* _Work to complete_
Look through the listing below, find every line with the string "sluiten", and copy it.

* _Information shown_
____

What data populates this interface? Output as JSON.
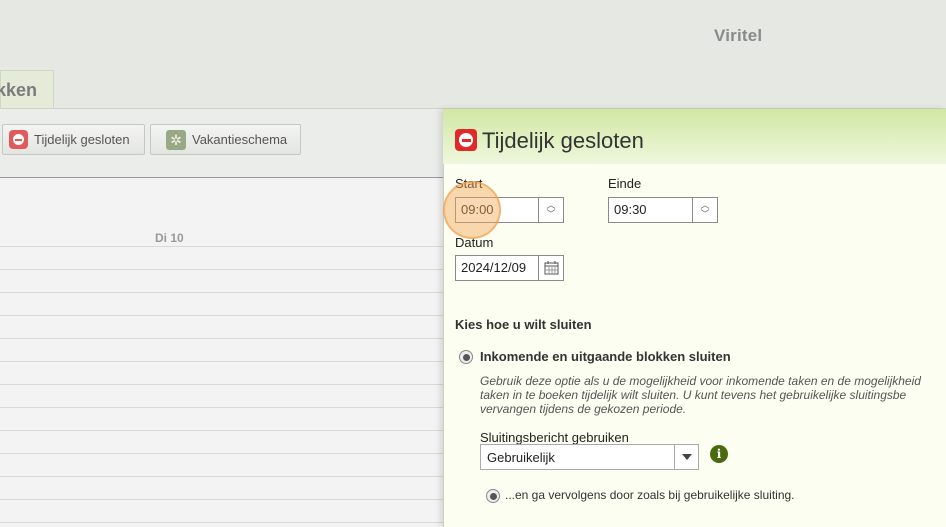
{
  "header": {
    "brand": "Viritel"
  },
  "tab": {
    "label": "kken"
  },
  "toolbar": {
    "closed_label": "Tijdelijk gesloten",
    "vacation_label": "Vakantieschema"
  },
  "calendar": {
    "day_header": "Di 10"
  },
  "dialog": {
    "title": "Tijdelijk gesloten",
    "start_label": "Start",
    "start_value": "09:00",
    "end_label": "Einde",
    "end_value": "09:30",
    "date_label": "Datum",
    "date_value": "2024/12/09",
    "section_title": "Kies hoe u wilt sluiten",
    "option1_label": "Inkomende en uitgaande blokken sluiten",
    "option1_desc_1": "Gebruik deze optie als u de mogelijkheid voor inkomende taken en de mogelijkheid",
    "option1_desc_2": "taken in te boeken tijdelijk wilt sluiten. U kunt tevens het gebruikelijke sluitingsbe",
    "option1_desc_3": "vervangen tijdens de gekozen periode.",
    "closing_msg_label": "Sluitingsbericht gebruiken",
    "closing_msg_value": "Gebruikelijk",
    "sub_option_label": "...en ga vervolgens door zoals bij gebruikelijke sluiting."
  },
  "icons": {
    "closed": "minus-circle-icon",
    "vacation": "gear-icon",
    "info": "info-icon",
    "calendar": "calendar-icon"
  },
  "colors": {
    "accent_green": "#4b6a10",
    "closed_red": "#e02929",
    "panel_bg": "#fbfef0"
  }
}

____

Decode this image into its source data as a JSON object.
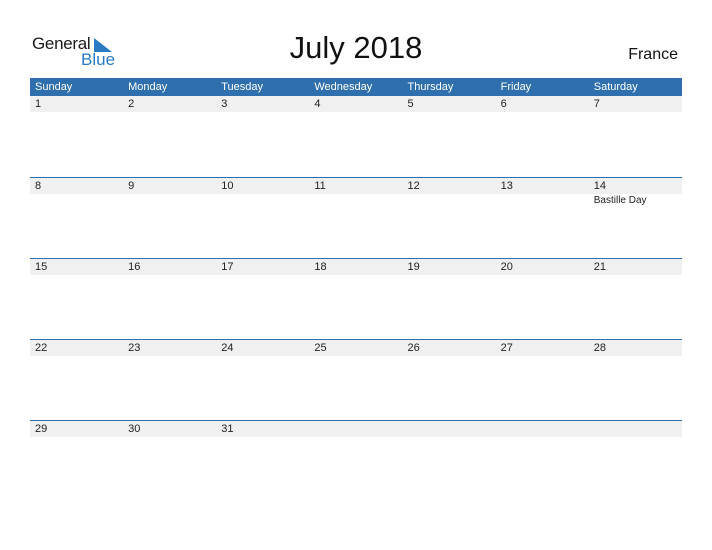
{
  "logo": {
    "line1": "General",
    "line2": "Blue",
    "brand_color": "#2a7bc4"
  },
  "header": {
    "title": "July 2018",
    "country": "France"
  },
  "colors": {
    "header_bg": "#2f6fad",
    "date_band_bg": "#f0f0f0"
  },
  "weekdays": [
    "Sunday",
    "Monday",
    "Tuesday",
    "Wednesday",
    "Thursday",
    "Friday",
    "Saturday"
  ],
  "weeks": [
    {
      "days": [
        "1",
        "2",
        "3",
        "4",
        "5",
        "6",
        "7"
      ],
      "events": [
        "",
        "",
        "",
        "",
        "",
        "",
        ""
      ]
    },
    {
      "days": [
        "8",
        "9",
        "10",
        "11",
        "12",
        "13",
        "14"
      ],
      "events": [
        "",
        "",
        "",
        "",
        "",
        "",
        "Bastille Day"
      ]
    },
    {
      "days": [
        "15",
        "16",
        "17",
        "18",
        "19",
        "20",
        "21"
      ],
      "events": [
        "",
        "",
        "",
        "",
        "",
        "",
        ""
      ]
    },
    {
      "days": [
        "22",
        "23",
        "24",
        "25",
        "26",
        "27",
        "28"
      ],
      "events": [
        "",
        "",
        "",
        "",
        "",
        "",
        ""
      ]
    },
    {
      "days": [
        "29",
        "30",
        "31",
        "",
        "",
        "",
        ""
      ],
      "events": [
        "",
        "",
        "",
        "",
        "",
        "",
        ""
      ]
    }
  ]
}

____

* _Answer for this exercise_
    "section_title": "Kies hoe u wilt sluiten",
    "option1_label": "Inkomende en uitgaande blokken sluiten",
    "option1_desc_2": "taken in te boeken tijdelijk wilt sluiten. U kunt tevens het gebruikelijke sluitingsbe",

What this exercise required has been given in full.